*Task instructions*:
Could you copy the lines below exactly, leaving none out?

Dataset excerpts:
++++++++++

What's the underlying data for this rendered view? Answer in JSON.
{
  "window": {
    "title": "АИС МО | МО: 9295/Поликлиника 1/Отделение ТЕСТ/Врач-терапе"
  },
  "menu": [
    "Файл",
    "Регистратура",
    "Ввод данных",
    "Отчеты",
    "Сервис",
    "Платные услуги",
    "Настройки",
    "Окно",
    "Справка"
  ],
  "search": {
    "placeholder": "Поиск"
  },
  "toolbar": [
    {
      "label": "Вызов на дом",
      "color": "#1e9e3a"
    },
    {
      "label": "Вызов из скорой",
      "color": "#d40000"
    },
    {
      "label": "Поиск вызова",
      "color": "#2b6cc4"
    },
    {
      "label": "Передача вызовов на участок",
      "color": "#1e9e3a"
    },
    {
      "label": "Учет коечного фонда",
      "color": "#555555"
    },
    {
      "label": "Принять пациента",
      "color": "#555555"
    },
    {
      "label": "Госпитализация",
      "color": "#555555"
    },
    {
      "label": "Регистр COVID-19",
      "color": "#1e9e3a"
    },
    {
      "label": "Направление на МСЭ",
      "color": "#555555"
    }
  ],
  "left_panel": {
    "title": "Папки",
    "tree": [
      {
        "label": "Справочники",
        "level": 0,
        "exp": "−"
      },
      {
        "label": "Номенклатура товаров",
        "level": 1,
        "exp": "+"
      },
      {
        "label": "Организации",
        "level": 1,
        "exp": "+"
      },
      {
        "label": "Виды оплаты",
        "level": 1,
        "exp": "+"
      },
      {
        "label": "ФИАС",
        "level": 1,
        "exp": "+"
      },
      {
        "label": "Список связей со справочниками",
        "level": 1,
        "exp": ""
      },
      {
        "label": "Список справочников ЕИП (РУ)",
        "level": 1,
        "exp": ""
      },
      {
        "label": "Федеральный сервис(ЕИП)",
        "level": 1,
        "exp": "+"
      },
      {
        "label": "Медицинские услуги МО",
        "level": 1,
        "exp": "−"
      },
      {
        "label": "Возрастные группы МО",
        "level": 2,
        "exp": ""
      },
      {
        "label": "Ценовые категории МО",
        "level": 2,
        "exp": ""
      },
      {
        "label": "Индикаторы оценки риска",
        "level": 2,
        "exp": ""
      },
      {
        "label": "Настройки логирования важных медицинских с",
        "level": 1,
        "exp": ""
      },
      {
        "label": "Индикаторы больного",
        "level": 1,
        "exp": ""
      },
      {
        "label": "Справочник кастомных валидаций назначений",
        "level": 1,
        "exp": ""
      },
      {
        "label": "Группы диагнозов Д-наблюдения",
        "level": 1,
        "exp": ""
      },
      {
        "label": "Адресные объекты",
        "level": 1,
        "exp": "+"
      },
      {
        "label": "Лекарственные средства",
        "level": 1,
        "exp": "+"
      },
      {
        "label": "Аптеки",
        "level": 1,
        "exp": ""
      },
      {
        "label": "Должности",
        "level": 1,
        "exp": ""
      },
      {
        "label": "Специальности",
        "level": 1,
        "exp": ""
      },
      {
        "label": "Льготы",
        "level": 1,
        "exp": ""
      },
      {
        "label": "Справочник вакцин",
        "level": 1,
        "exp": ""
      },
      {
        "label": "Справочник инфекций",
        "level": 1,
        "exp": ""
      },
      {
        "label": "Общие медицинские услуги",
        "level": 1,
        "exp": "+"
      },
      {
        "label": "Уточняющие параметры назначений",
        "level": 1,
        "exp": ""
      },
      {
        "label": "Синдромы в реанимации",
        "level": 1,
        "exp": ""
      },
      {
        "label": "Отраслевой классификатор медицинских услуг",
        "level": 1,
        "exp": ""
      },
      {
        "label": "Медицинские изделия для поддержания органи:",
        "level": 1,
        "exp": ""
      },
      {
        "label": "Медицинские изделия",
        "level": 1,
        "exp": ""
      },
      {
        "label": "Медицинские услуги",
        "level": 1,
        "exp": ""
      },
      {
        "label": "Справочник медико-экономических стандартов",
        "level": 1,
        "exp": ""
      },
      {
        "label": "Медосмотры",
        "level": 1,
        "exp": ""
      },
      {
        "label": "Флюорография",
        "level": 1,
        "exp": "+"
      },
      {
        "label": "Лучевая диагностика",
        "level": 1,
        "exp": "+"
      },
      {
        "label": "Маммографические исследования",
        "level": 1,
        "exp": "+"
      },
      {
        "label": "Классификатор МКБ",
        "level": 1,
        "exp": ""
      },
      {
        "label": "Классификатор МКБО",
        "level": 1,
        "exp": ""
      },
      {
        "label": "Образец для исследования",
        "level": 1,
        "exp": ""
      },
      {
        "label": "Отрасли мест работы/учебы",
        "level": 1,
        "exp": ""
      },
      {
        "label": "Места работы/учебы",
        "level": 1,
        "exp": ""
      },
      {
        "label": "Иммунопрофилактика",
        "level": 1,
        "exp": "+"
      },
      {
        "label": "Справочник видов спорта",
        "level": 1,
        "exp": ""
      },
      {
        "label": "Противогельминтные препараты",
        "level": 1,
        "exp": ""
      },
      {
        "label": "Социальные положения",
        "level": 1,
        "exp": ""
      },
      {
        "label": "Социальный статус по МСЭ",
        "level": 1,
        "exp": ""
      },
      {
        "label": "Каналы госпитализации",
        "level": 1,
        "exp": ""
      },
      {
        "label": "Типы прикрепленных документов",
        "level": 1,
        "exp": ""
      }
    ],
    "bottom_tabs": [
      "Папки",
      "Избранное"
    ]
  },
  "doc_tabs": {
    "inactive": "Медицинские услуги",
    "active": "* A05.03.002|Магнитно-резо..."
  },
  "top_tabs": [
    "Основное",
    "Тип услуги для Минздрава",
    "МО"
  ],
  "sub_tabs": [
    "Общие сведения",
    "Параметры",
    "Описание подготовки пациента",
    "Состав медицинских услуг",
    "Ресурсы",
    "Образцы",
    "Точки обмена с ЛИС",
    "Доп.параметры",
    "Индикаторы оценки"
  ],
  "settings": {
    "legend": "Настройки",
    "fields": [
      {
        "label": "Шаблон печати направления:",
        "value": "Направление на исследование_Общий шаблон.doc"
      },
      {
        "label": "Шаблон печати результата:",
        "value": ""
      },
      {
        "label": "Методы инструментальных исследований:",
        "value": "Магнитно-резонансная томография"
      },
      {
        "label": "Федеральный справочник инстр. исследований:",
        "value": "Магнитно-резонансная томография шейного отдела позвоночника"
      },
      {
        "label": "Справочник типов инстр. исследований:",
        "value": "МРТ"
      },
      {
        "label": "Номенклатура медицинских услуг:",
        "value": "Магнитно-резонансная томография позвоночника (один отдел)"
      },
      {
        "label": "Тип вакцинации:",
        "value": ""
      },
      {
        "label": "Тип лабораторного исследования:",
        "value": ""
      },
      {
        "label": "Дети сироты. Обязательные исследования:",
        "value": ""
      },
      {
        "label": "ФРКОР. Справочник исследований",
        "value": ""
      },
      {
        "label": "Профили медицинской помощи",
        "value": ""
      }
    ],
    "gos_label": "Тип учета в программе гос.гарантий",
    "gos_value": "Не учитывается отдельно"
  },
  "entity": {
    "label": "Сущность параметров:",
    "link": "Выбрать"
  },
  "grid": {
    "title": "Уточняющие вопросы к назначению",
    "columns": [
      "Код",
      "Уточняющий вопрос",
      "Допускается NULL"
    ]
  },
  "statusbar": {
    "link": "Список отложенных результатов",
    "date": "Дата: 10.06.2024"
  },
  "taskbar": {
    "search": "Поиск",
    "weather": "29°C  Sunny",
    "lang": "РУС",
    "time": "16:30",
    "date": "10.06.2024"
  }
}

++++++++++

*Solution to the exercise*:
What's the underlying data for this rendered view? Answer in JSON.
{
  "window": {
    "title": "АИС МО | МО: 9295/Поликлиника 1/Отделение ТЕСТ/Врач-терапе"
  },
  "menu": [
    "Файл",
    "Регистратура",
    "Ввод данных",
    "Отчеты",
    "Сервис",
    "Платные услуги",
    "Настройки",
    "Окно",
    "Справка"
  ],
  "search": {
    "placeholder": "Поиск"
  },
  "toolbar": [
    {
      "label": "Вызов на дом",
      "color": "#1e9e3a"
    },
    {
      "label": "Вызов из скорой",
      "color": "#d40000"
    },
    {
      "label": "Поиск вызова",
      "color": "#2b6cc4"
    },
    {
      "label": "Передача вызовов на участок",
      "color": "#1e9e3a"
    },
    {
      "label": "Учет коечного фонда",
      "color": "#555555"
    },
    {
      "label": "Принять пациента",
      "color": "#555555"
    },
    {
      "label": "Госпитализация",
      "color": "#555555"
    },
    {
      "label": "Регистр COVID-19",
      "color": "#1e9e3a"
    },
    {
      "label": "Направление на МСЭ",
      "color": "#555555"
    }
  ],
  "left_panel": {
    "title": "Папки",
    "tree": [
      {
        "label": "Справочники",
        "level": 0,
        "exp": "−"
      },
      {
        "label": "Номенклатура товаров",
        "level": 1,
        "exp": "+"
      },
      {
        "label": "Организации",
        "level": 1,
        "exp": "+"
      },
      {
        "label": "Виды оплаты",
        "level": 1,
        "exp": "+"
      },
      {
        "label": "ФИАС",
        "level": 1,
        "exp": "+"
      },
      {
        "label": "Список связей со справочниками",
        "level": 1,
        "exp": ""
      },
      {
        "label": "Список справочников ЕИП (РУ)",
        "level": 1,
        "exp": ""
      },
      {
        "label": "Федеральный сервис(ЕИП)",
        "level": 1,
        "exp": "+"
      },
      {
        "label": "Медицинские услуги МО",
        "level": 1,
        "exp": "−"
      },
      {
        "label": "Возрастные группы МО",
        "level": 2,
        "exp": ""
      },
      {
        "label": "Ценовые категории МО",
        "level": 2,
        "exp": ""
      },
      {
        "label": "Индикаторы оценки риска",
        "level": 2,
        "exp": ""
      },
      {
        "label": "Настройки логирования важных медицинских с",
        "level": 1,
        "exp": ""
      },
      {
        "label": "Индикаторы больного",
        "level": 1,
        "exp": ""
      },
      {
        "label": "Справочник кастомных валидаций назначений",
        "level": 1,
        "exp": ""
      },
      {
        "label": "Группы диагнозов Д-наблюдения",
        "level": 1,
        "exp": ""
      },
      {
        "label": "Адресные объекты",
        "level": 1,
        "exp": "+"
      },
      {
        "label": "Лекарственные средства",
        "level": 1,
        "exp": "+"
      },
      {
        "label": "Аптеки",
        "level": 1,
        "exp": ""
      },
      {
        "label": "Должности",
        "level": 1,
        "exp": ""
      },
      {
        "label": "Специальности",
        "level": 1,
        "exp": ""
      },
      {
        "label": "Льготы",
        "level": 1,
        "exp": ""
      },
      {
        "label": "Справочник вакцин",
        "level": 1,
        "exp": ""
      },
      {
        "label": "Справочник инфекций",
        "level": 1,
        "exp": ""
      },
      {
        "label": "Общие медицинские услуги",
        "level": 1,
        "exp": "+"
      },
      {
        "label": "Уточняющие параметры назначений",
        "level": 1,
        "exp": ""
      },
      {
        "label": "Синдромы в реанимации",
        "level": 1,
        "exp": ""
      },
      {
        "label": "Отраслевой классификатор медицинских услуг",
        "level": 1,
        "exp": ""
      },
      {
        "label": "Медицинские изделия для поддержания органи:",
        "level": 1,
        "exp": ""
      },
      {
        "label": "Медицинские изделия",
        "level": 1,
        "exp": ""
      },
      {
        "label": "Медицинские услуги",
        "level": 1,
        "exp": ""
      },
      {
        "label": "Справочник медико-экономических стандартов",
        "level": 1,
        "exp": ""
      },
      {
        "label": "Медосмотры",
        "level": 1,
        "exp": ""
      },
      {
        "label": "Флюорография",
        "level": 1,
        "exp": "+"
      },
      {
        "label": "Лучевая диагностика",
        "level": 1,
        "exp": "+"
      },
      {
        "label": "Маммографические исследования",
        "level": 1,
        "exp": "+"
      },
      {
        "label": "Классификатор МКБ",
        "level": 1,
        "exp": ""
      },
      {
        "label": "Классификатор МКБО",
        "level": 1,
        "exp": ""
      },
      {
        "label": "Образец для исследования",
        "level": 1,
        "exp": ""
      },
      {
        "label": "Отрасли мест работы/учебы",
        "level": 1,
        "exp": ""
      },
      {
        "label": "Места работы/учебы",
        "level": 1,
        "exp": ""
      },
      {
        "label": "Иммунопрофилактика",
        "level": 1,
        "exp": "+"
      },
      {
        "label": "Справочник видов спорта",
        "level": 1,
        "exp": ""
      },
      {
        "label": "Противогельминтные препараты",
        "level": 1,
        "exp": ""
      },
      {
        "label": "Социальные положения",
        "level": 1,
        "exp": ""
      },
      {
        "label": "Социальный статус по МСЭ",
        "level": 1,
        "exp": ""
      },
      {
        "label": "Каналы госпитализации",
        "level": 1,
        "exp": ""
      },
      {
        "label": "Типы прикрепленных документов",
        "level": 1,
        "exp": ""
      }
    ],
    "bottom_tabs": [
      "Папки",
      "Избранное"
    ]
  },
  "doc_tabs": {
    "inactive": "Медицинские услуги",
    "active": "* A05.03.002|Магнитно-резо..."
  },
  "top_tabs": [
    "Основное",
    "Тип услуги для Минздрава",
    "МО"
  ],
  "sub_tabs": [
    "Общие сведения",
    "Параметры",
    "Описание подготовки пациента",
    "Состав медицинских услуг",
    "Ресурсы",
    "Образцы",
    "Точки обмена с ЛИС",
    "Доп.параметры",
    "Индикаторы оценки"
  ],
  "settings": {
    "legend": "Настройки",
    "fields": [
      {
        "label": "Шаблон печати направления:",
        "value": "Направление на исследование_Общий шаблон.doc"
      },
      {
        "label": "Шаблон печати результата:",
        "value": ""
      },
      {
        "label": "Методы инструментальных исследований:",
        "value": "Магнитно-резонансная томография"
      },
      {
        "label": "Федеральный справочник инстр. исследований:",
        "value": "Магнитно-резонансная томография шейного отдела позвоночника"
      },
      {
        "label": "Справочник типов инстр. исследований:",
        "value": "МРТ"
      },
      {
        "label": "Номенклатура медицинских услуг:",
        "value": "Магнитно-резонансная томография позвоночника (один отдел)"
      },
      {
        "label": "Тип вакцинации:",
        "value": ""
      },
      {
        "label": "Тип лабораторного исследования:",
        "value": ""
      },
      {
        "label": "Дети сироты. Обязательные исследования:",
        "value": ""
      },
      {
        "label": "ФРКОР. Справочник исследований",
        "value": ""
      },
      {
        "label": "Профили медицинской помощи",
        "value": ""
      }
    ],
    "gos_label": "Тип учета в программе гос.гарантий",
    "gos_value": "Не учитывается отдельно"
  },
  "entity": {
    "label": "Сущность параметров:",
    "link": "Выбрать"
  },
  "grid": {
    "title": "Уточняющие вопросы к назначению",
    "columns": [
      "Код",
      "Уточняющий вопрос",
      "Допускается NULL"
    ]
  },
  "statusbar": {
    "link": "Список отложенных результатов",
    "date": "Дата: 10.06.2024"
  },
  "taskbar": {
    "search": "Поиск",
    "weather": "29°C  Sunny",
    "lang": "РУС",
    "time": "16:30",
    "date": "10.06.2024"
  }
}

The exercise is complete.